Anyway, when R suggested Mexican food on Sunday, the Salad begged for Margaritas on the car ride to Delaware, where you can get the best Mexican food in the tristate area.  After we were seated and our waitress asked what we would like for drinks, M piped up for the table.  "Margaritas for everybody!"

How have we made it 5 years without even one visit by CPS?  Amazing really.

Tuesday, April 24, 2012

If you're happy and you know it,

kiss your mom.

In the middle of our yoga class, I saw S raise her little hand.  When Ms. Lisa called on her, S said, "Can I go see my mommy for a minute?"  I got ready to take her out to the bathroom, but instead S grabbed my cheeks in those little hands and planted a lip kiss on me.  She let go of my cheeks and as she ran back to her mat, she shouted over her shoulder to me, "I needed that so I could be happy."

Thursday, April 19, 2012

S gets by with a little help from her Friends

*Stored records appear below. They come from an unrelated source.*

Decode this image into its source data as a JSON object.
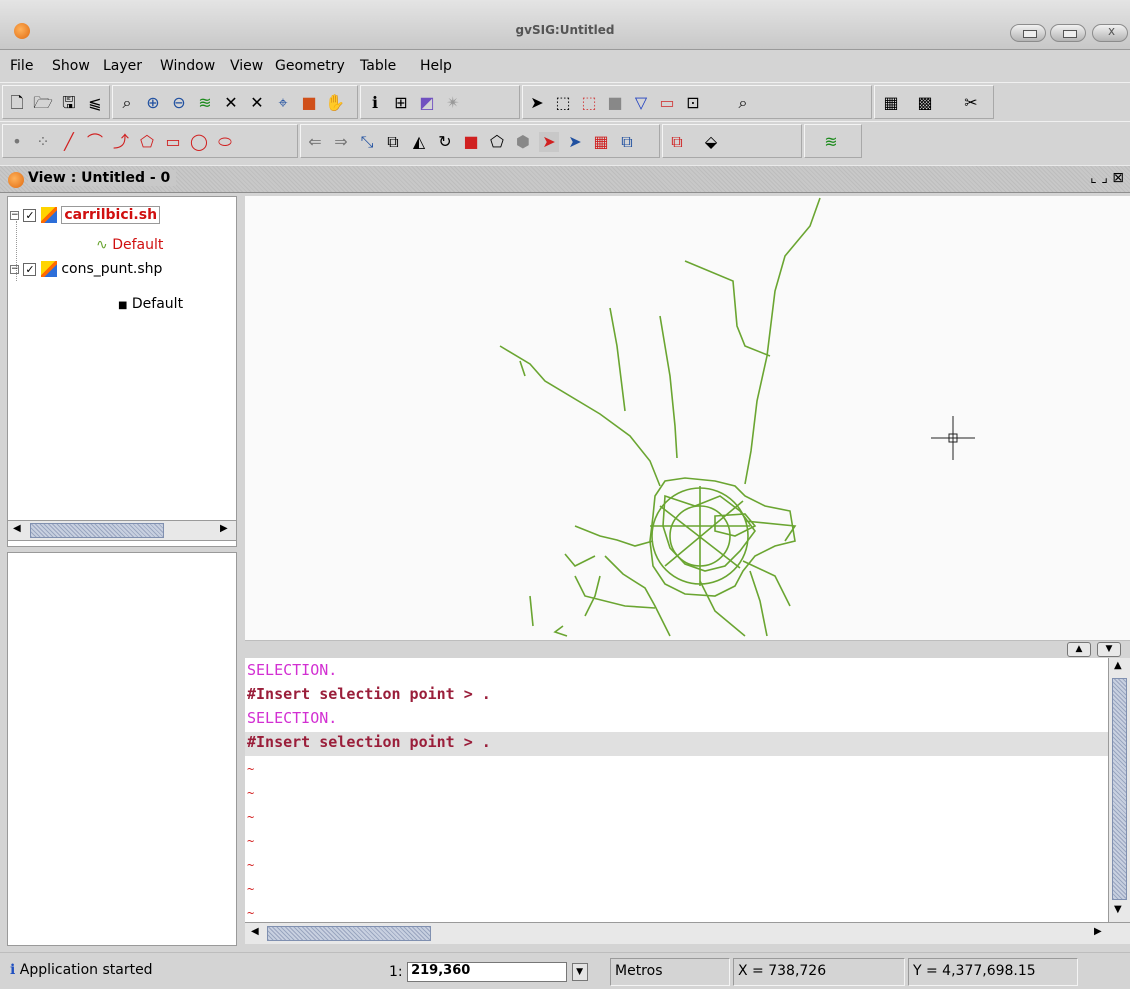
{
  "window": {
    "title": "gvSIG:Untitled"
  },
  "menu": [
    "File",
    "Show",
    "Layer",
    "Window",
    "View",
    "Geometry",
    "Table",
    "Help"
  ],
  "view": {
    "title": "View : Untitled - 0"
  },
  "toc": {
    "layers": [
      {
        "name": "carrilbici.sh",
        "legend": "Default",
        "checked": true,
        "active": true
      },
      {
        "name": "cons_punt.shp",
        "legend": "Default",
        "checked": true,
        "active": false
      }
    ]
  },
  "console": {
    "lines": [
      {
        "text": "SELECTION.",
        "kind": "sel"
      },
      {
        "text": "#Insert selection point > .",
        "kind": "ins"
      },
      {
        "text": "SELECTION.",
        "kind": "sel"
      },
      {
        "text": "#Insert selection point > .",
        "kind": "ins"
      }
    ],
    "tilde": "~"
  },
  "status": {
    "message": "Application started",
    "scale_prefix": "1:",
    "scale_value": "219,360",
    "units": "Metros",
    "x": "X = 738,726",
    "y": "Y = 4,377,698.15"
  },
  "colors": {
    "map_lines": "#6aa531",
    "console_select": "#d22fd2",
    "console_insert": "#9a1e3a"
  }
}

Playgroup visited Longwood Garden 2 weeks ago. Most schools were on Easter break and we wanted wide open spaces to run in, as opposed to crowded children's museums where we'd be up to our undies in spring breakers.

The day was mostly uneventful, though we explored a few new areas, snacking along the way. In the children's garden, a staff member had set up a crafting station where the Salad each made a crown. They weren't anything special, a few markers and some stickers. What I'm trying to say is that they weren't going to be lovingly placed in our "art to be saved" box.

So it wasn't that big of a deal when, while feeding the giant catfish a bag of leftover crusts, a gust of wind picked up S's crown and landed it in the pond.  She lamented for a minute and then we moved on to the treehouse exhibit, narrowly escaping the Longwood Security who ambled over to see what the fuss was all about. 

As soon as we got to the treehouse, S mentioned that she had to use the ladies room, so while Ms. Amy kept track of the other kids, S and I ran off.  On the way back to our friends, she looked up at me to say, "Mommy, I don't need that crown.  All I need is my brother and sister and friends to have fun."
So young, and yet so wise.

Monday, April 16, 2012

Frogs and Toads Together

We spent a perfect morning at Glen Providence Park with playgroup.  We chose there because it was close to 90 degrees today and we knew we could wade in the many streams and ponds.  Nature did not disappoint.  We caught about 5 frogs (well, really 4 toads and 1 frog - we jumped on my handy dandy smart phone to research the difference and observe the characteristics right then and there!), 20 tadpoles, 1 fish and a close call with a water snake.  Everyone who wanted held the obliging toads, though one surprised A as it tried to wiggle free and she . . . well . . . kind of . . . threw it.  And then it . . . kind of . . . somersaulted . . . down a hill . . . toward a stream.  We watched it swim away, so the other thing we learned about toads is that they are pretty resilient.      
After 3 hours exploring, we packed up and headed home for some quiet time.  When A laid her head down on my pillow, she sighed a contented sigh and said "Mommy, you make the best days."

No, baby girl, you make my days the best.